Assignment: Look through the entries below and return all lines including the word "true".
---------- Source material ----------
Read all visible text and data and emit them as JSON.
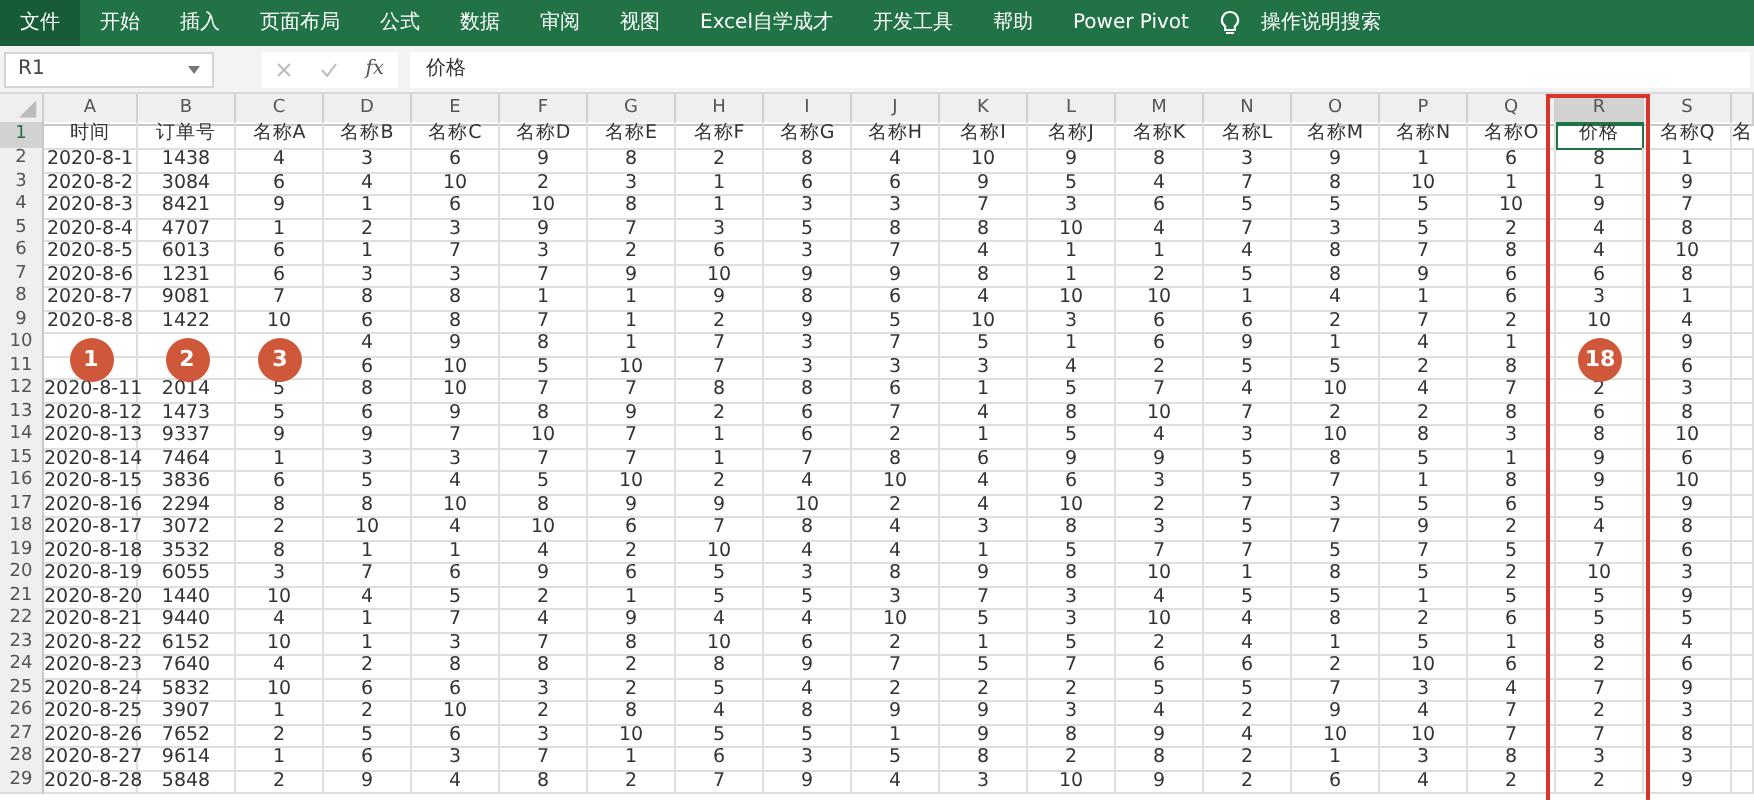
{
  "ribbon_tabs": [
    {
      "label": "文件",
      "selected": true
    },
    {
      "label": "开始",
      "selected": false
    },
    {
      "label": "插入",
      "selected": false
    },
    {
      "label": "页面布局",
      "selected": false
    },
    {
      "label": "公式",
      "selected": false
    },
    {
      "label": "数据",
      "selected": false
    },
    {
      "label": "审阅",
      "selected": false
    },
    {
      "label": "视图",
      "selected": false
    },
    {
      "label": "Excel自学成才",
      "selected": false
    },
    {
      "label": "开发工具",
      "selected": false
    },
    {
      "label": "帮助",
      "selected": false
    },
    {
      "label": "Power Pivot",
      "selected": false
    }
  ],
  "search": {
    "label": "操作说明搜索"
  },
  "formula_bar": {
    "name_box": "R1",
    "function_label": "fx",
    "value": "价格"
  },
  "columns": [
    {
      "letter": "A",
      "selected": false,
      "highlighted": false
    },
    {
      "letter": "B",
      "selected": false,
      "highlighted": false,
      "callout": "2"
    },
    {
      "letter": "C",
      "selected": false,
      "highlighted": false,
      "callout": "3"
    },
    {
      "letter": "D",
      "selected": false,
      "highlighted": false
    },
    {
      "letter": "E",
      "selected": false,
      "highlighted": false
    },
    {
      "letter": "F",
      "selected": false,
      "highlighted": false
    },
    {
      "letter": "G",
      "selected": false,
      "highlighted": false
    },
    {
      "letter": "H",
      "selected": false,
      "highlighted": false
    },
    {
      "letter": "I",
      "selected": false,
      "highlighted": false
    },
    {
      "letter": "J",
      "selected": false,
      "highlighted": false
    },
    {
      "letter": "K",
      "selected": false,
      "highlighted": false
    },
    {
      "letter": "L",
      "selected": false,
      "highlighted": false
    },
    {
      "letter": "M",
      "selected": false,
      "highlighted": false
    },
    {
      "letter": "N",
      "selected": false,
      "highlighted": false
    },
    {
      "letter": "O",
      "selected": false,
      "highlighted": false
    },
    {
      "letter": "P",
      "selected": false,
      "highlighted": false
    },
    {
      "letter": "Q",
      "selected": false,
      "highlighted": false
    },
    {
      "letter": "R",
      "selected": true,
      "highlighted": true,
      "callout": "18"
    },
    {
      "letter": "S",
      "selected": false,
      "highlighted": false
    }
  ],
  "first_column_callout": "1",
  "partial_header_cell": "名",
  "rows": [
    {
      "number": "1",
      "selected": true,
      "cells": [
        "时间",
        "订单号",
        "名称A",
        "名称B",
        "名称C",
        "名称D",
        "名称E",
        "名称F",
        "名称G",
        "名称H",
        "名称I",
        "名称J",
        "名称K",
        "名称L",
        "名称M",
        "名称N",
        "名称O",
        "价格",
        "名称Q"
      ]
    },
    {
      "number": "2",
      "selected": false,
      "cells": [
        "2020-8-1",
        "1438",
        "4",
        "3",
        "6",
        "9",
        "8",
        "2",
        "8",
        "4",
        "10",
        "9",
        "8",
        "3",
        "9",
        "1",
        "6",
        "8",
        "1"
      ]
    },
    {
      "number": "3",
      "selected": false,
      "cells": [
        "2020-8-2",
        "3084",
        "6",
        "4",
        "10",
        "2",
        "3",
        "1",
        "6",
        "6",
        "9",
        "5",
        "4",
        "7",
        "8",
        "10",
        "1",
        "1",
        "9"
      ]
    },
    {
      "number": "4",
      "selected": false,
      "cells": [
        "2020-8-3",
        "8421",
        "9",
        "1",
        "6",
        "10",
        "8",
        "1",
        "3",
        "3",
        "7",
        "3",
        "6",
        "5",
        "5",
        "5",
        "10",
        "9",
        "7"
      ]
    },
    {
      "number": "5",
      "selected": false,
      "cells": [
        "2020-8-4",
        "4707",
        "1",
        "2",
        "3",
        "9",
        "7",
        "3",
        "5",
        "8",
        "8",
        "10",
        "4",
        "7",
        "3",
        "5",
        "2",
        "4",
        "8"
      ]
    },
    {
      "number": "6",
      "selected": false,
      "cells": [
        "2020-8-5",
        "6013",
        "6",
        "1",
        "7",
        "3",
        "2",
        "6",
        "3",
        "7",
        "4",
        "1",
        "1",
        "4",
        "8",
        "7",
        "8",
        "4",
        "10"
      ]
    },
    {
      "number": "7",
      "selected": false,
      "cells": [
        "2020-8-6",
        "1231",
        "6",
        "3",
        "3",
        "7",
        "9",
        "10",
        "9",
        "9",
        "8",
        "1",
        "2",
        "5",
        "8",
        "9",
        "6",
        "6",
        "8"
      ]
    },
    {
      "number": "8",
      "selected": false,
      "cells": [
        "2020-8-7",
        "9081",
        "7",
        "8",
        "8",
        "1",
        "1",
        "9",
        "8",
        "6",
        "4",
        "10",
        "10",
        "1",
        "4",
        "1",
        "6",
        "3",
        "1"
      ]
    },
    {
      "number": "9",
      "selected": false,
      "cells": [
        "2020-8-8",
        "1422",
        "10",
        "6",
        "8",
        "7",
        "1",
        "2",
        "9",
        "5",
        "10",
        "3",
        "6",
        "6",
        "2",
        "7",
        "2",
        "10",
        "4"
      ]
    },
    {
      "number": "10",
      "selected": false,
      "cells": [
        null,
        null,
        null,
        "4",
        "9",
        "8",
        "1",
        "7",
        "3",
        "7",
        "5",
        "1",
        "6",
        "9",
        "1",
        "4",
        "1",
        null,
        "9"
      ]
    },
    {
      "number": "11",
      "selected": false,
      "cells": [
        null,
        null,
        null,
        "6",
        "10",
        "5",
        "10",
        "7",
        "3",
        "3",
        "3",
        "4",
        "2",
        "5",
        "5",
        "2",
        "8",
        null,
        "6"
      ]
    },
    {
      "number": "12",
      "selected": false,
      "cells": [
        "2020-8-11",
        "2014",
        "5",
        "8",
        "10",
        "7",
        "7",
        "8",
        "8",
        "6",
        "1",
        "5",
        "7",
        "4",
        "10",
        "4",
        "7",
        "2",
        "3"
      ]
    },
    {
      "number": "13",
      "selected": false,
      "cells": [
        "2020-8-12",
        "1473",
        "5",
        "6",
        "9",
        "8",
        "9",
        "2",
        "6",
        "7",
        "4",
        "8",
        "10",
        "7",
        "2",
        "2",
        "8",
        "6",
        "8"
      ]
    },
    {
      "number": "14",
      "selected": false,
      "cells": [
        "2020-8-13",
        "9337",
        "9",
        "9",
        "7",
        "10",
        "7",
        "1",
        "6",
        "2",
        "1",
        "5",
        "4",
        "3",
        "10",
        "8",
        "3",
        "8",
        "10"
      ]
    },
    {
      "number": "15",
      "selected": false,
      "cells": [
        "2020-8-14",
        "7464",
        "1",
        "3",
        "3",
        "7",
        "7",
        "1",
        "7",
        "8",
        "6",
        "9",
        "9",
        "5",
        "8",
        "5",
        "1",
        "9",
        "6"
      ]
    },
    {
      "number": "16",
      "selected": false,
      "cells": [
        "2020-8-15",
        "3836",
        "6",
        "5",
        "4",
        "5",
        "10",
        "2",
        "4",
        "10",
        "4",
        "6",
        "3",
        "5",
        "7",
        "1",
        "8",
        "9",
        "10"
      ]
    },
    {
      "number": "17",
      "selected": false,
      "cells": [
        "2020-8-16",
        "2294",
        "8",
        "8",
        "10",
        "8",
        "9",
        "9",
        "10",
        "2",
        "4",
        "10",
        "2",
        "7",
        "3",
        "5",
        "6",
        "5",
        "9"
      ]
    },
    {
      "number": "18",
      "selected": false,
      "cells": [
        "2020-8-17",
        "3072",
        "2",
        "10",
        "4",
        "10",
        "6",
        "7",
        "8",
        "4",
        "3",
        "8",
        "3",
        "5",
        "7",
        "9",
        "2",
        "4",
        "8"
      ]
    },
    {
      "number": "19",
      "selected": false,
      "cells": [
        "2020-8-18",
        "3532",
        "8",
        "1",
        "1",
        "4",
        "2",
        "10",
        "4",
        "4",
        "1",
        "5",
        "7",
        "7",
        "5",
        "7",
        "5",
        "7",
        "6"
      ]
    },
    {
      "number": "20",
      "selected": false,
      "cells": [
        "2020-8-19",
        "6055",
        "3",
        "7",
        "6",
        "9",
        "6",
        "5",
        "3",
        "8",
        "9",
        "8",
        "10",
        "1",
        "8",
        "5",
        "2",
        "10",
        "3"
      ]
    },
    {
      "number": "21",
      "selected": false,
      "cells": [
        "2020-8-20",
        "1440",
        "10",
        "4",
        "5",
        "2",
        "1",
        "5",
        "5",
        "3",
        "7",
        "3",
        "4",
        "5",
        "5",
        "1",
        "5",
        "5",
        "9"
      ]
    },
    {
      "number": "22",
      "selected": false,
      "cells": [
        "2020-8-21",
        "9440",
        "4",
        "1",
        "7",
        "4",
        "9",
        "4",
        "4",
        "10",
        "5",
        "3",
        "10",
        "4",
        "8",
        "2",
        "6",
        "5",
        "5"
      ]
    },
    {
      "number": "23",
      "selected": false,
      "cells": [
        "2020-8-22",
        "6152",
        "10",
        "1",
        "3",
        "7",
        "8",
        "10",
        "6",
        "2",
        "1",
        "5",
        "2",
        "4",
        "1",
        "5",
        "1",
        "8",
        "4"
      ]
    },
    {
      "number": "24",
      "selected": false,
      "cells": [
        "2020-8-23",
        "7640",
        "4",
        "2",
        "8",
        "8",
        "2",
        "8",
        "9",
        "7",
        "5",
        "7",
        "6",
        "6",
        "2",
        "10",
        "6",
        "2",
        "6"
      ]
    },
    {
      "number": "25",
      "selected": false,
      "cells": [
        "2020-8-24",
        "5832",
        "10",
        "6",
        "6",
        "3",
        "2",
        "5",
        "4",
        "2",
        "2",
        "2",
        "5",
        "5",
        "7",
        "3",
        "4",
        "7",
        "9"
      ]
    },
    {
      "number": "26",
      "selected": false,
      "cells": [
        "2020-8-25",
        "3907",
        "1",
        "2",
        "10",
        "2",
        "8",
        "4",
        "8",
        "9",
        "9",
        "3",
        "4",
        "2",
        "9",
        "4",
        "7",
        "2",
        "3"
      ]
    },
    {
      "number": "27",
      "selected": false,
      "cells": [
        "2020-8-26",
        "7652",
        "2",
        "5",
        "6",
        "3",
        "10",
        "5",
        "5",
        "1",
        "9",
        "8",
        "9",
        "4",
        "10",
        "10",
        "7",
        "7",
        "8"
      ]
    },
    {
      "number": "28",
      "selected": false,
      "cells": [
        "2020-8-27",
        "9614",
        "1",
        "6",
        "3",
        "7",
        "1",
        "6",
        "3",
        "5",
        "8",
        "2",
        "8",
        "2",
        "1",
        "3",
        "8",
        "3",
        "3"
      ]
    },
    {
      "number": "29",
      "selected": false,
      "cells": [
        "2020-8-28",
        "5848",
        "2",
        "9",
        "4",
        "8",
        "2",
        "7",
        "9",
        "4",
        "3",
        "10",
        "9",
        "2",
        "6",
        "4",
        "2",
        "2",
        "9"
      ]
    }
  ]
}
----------
Result below:
      "selected": true
      "selected": true,
      "highlighted": true,
      "selected": true,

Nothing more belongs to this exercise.